The Murray-Darling River
The Murray-Darling drainage area is one of the largest in the world and certainly the largest on the continent, draining most of inland Victoria, New South Wales, and southern Queensland.
The Murray-Darling system is one of the least changed things in all of Nature. Its drainage pattern has remained in virtually the same place for millions of years. The river was first explored in 1824 by William H. Hovell and Hamilton H. Hume. It wasn't until five years later, however, that Charles Sturt navigated both rivers enough to determine that they were indeed the same river system.
Paddleboats were being used by this team, and steamers came later, carrying wool, wheat, and other goods up and down the river. Since settlement of the river basin was so late, the invention of the railroad came much sooner in the life of settlement of the river, meaning that the river didn't ever really find itself a booming source of trade.
An irrigation system was introduced in 1887 by Canadian George Chaffey, greatly accelerating the settlement and exploitation of the river at its northern ends.
The river has a high salt content, meaning that it is difficult to use for anything other than irrigation and hydroelectric power. Australian officials are also concerned about overuse of the river's water, which can lead to erosion and overall poor quality. It is estimated that now, only 20 percent of the water in the river basin at any one time actually reaches the ocean, meaning that manmade elements like dams, reservoirs, and pollution are hampering the river's natural flow.
A large amount of species can be found living in the river basin, including emus, koala bears, Western Grey kangaroos, Bearded Dragon lizards, red-rumped parrots, black swans, pelicans, and even dolphins (closer to the ocean). Also plentiful are fish such as the Murray Cod, Bream, Perch, and Redfin.

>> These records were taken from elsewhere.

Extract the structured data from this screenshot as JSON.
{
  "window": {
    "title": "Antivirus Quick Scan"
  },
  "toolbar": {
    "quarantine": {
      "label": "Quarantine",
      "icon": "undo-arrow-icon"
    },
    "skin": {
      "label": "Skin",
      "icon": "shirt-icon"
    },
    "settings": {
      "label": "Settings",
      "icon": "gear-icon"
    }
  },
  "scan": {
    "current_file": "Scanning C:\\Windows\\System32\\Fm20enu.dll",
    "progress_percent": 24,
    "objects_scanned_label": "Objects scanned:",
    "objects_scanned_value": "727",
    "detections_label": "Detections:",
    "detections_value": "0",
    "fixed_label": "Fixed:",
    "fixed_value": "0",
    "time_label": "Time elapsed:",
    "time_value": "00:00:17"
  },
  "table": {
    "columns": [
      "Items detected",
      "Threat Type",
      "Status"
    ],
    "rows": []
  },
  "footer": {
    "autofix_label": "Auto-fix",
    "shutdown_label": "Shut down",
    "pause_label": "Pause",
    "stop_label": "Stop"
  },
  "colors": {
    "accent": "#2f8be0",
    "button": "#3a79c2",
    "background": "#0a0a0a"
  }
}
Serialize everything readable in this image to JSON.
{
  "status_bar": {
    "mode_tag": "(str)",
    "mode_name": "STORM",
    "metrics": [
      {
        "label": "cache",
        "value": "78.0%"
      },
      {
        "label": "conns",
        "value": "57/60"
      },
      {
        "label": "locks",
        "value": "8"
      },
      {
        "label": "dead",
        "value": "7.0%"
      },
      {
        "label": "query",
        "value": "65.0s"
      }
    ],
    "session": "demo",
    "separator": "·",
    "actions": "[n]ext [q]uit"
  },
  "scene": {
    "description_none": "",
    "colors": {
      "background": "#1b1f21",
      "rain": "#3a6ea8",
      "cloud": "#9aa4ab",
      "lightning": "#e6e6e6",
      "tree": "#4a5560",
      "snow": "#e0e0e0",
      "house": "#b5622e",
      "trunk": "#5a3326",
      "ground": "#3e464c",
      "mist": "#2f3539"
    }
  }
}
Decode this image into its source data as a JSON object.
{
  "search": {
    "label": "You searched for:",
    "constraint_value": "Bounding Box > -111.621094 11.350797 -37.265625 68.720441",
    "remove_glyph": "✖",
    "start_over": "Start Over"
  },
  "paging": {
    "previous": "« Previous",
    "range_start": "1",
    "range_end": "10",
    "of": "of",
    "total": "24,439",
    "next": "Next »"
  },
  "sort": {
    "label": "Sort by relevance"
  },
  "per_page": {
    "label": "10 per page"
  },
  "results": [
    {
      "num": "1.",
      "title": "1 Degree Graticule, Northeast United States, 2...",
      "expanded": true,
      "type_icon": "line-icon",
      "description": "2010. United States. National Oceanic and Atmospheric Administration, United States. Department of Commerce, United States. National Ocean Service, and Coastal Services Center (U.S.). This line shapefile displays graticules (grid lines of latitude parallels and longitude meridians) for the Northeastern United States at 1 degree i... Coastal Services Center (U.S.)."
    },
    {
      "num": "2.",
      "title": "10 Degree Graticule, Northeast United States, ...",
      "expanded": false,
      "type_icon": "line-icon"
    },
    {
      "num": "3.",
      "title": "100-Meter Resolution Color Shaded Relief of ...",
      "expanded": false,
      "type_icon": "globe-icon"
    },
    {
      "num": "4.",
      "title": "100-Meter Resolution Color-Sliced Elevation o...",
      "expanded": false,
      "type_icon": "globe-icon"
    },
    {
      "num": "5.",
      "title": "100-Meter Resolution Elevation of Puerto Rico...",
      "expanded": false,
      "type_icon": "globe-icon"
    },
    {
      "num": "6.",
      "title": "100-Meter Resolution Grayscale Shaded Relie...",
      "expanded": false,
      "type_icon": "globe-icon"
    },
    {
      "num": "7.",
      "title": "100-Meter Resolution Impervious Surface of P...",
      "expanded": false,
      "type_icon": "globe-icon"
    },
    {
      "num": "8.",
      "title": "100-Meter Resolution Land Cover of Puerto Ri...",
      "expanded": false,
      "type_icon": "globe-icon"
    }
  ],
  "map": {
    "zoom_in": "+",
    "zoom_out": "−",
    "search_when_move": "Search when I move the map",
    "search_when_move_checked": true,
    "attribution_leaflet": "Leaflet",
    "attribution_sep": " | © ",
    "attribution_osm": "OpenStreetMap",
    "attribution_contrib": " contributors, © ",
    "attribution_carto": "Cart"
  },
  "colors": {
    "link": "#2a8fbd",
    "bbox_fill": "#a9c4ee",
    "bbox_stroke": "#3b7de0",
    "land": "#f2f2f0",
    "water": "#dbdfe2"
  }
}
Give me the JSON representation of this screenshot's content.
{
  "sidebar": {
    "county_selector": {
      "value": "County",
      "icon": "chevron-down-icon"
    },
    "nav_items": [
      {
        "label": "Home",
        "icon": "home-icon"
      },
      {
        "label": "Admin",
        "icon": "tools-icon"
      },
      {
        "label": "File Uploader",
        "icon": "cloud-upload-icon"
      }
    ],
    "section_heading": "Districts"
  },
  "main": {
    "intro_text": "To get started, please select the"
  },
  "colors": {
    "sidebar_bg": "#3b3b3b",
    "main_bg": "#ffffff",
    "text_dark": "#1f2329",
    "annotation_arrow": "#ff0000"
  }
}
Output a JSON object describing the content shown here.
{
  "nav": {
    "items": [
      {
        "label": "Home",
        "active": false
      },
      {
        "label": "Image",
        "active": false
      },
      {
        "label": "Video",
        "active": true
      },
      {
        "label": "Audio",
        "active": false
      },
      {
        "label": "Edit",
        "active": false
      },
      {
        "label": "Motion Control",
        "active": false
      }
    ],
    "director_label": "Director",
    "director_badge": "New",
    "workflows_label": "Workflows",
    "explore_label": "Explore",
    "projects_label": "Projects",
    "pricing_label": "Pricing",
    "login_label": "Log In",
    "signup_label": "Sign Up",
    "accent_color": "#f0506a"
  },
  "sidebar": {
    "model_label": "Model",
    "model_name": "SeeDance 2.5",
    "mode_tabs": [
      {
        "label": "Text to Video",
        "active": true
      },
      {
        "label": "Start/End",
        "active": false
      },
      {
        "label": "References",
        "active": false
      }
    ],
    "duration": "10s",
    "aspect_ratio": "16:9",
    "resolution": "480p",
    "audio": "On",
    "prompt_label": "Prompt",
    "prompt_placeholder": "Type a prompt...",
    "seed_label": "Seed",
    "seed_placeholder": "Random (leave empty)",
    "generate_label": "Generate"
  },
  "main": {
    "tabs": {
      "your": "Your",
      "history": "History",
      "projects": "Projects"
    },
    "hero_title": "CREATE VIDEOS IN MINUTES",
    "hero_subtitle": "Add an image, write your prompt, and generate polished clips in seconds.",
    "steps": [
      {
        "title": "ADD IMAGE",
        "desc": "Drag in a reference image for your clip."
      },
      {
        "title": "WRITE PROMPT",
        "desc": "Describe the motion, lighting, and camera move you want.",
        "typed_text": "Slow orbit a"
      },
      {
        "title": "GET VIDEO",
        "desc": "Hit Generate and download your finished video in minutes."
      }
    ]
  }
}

The plant found most often along the river is the willow, which protects the banks of the river from erosion but also tends to spread out in the soil and take over the surrounding area, choking the growth of other plants.
Graphics courtesy of ArtToday